Two cruise lines regroup after Caribbean setbacks

The Norwegian Sky in Havana in a 2017 photo.

Norwegian Sky outside Havana Port, Cuba.

Two cruise companies affected by sudden upsets in the Caribbean and Bahamas region are slowly regaining their footing.

For Norwegian Cruise Line Holdings (NCLH), the big blow was the abrupt end to U.S. cruises to Cuba in June. NCLH had bet heavily on Cuba’s reopening, scheduling not only short cruises on its contemporary Norwegian Cruise Line brand but longer visits by its two premium brands, Oceania Cruises and Regent Seven Seas Cruises.

As detailed in a conference call with investors, the U.S. government decision to shutter Cuba with no advance warning hit NCLH third-quarter earnings big-time.

“Given the suddenness of the termination and the lack of lead time we had to make any meaningful fleet redeployment changes, the third quarter bears the largest negative earnings impact from the Cuba travel ban,” said Frank Del Rio, the company’s CEO.

The hit was more than $47 million.

Overnight, high yielding routes to Cuba for the Norwegian brand turned into low-yielding routes to the Bahamas. And several months later came Hurricane Dorian, which made its own dent in NCLH’s earnings through cancelled sailings and reworked itineraries.

Del Rio said Norwegian plans to redeploy half of its Bahamas capacity to higher-yielding areas such as Alaska, the eastern Mediterranean and Asia, and will slowly get out from under the Cuba aftermath.

Even more impacted by Dorian than Norwegian was Bahamas Paradise Cruise Line, whose only destination is the Bahamas.

It suspended its two-day sailings to Grand Bahama for most of September, filling in the time by providing much-need relief and evacuation services.

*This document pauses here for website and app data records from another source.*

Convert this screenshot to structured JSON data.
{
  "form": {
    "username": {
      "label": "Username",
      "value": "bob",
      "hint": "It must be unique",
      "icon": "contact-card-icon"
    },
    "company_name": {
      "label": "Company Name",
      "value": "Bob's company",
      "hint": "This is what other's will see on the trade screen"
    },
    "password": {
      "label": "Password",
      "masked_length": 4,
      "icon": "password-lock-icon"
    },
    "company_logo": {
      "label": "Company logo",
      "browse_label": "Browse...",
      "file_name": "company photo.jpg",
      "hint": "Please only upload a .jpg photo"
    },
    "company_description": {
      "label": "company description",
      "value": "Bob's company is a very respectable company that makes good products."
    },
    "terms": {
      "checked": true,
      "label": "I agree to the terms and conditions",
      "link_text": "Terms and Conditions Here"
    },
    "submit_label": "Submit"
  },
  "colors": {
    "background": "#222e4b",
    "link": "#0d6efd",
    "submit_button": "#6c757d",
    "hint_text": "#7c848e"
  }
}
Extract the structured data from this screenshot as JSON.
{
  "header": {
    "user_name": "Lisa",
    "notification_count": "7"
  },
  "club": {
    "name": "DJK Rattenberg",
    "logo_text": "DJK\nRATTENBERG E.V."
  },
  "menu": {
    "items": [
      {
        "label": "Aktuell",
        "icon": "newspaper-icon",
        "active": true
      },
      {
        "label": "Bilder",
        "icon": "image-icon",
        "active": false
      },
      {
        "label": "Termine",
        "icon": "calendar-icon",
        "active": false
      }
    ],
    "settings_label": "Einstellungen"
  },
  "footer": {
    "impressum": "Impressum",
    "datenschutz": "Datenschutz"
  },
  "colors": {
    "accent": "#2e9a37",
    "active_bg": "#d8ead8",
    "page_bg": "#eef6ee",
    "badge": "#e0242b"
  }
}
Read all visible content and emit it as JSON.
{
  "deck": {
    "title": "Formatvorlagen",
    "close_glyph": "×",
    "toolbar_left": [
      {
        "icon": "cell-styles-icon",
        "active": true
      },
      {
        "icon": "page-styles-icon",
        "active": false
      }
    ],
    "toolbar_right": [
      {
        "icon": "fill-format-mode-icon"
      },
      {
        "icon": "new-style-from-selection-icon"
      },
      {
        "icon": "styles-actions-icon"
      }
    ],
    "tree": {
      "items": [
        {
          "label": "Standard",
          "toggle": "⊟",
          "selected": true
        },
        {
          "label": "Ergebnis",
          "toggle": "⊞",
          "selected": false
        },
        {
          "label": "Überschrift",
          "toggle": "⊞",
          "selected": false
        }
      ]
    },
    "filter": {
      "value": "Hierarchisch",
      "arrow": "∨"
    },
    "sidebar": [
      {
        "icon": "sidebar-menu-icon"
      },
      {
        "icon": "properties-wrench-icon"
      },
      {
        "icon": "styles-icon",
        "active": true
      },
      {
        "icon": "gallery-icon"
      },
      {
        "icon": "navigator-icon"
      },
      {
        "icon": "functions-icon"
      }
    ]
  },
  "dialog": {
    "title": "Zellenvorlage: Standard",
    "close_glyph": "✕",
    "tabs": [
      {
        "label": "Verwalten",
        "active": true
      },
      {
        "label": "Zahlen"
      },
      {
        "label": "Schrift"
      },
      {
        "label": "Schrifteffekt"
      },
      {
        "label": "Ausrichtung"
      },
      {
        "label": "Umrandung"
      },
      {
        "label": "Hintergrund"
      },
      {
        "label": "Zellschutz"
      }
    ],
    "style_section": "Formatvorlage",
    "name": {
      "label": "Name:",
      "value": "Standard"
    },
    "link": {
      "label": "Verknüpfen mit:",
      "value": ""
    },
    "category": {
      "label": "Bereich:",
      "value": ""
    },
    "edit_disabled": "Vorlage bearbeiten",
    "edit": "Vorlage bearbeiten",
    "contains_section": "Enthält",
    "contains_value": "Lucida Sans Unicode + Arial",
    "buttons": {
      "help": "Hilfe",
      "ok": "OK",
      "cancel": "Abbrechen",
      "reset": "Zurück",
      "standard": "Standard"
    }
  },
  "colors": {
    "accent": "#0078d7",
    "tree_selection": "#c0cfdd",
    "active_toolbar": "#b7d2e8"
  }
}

The silver lining, of sorts, is that Dorian forced Bahamas Paradise into a new market, Nassau, which was not much affected by the storm. It now runs one of its ships from West Palm Beach to Grand Bahama and the other to Nassau.

Bookings for Nassau started slow, said Francis Riley, senior vice president of sales and marketing, but are now on par with those to Grand Bahama. Part of the attraction is the Cruise & Stay program where guest can vacation for two or four nights at one of four Nassau hotels:  Atlantis, The Melia, the Comfort Suites Nassau or the SLS Baha Mar.

Bahamas Paradise has a similar program in place on Grand Bahama with the Lucayan, which has reopened, and the Viva Wyndham, which plans to reopen Dec. 10.

Unlike Norwegian, Bahamas Paradise doesn’t have plans to go elsewhere, and it is busy selling the Bahamas to Canadians and New Yorkers, who have just started getting the frosty temperatures they can look forward to until next spring.

So close yet so far: Disappointment on the Norwegian Sun

Image result for Norwegian sun

Lori Osgood’s clients were eager to visit Cuba for the first time this week when they were to cruise into Havana aboard the Norwegian Sun. The group had been planning their family cruise since last November.

It was not to be.

The Trump administration’s new regulations implemented on Tuesday forced cruise lines to immediately remove Cuba from all itineraries.

“They were excited to soak in all that Havana had to offer — the sights, sounds, people and culture,” said Osgood, a Cruise Planners travel advisor in Jacksonville, Fla. “They are disappointed that they missed their chance.”

Instead of Havana, the Norwegian Sun’s passengers headed to Nassau, Bahamas. Norwegian informed passengers with an announcement on the ship.

“I sell a fair amount of Cuba and am saddened that many of my clients who were planning to travel there will not have the opportunity to do so, at least not in the foreseeable future,” she said.

As for cruise travellers already booked for Cuba, she will spend “a few extra hours to make sure our clients who were supposed to go to Cuba are well taken care of.”

Norwegian Alters Cuba Itineraries, Quantifies Financial Impact

Norwegian Cruise Line ship in Havana
Norwegian Sky cruise ship in Havana Cuba. (Photo by Brian Major).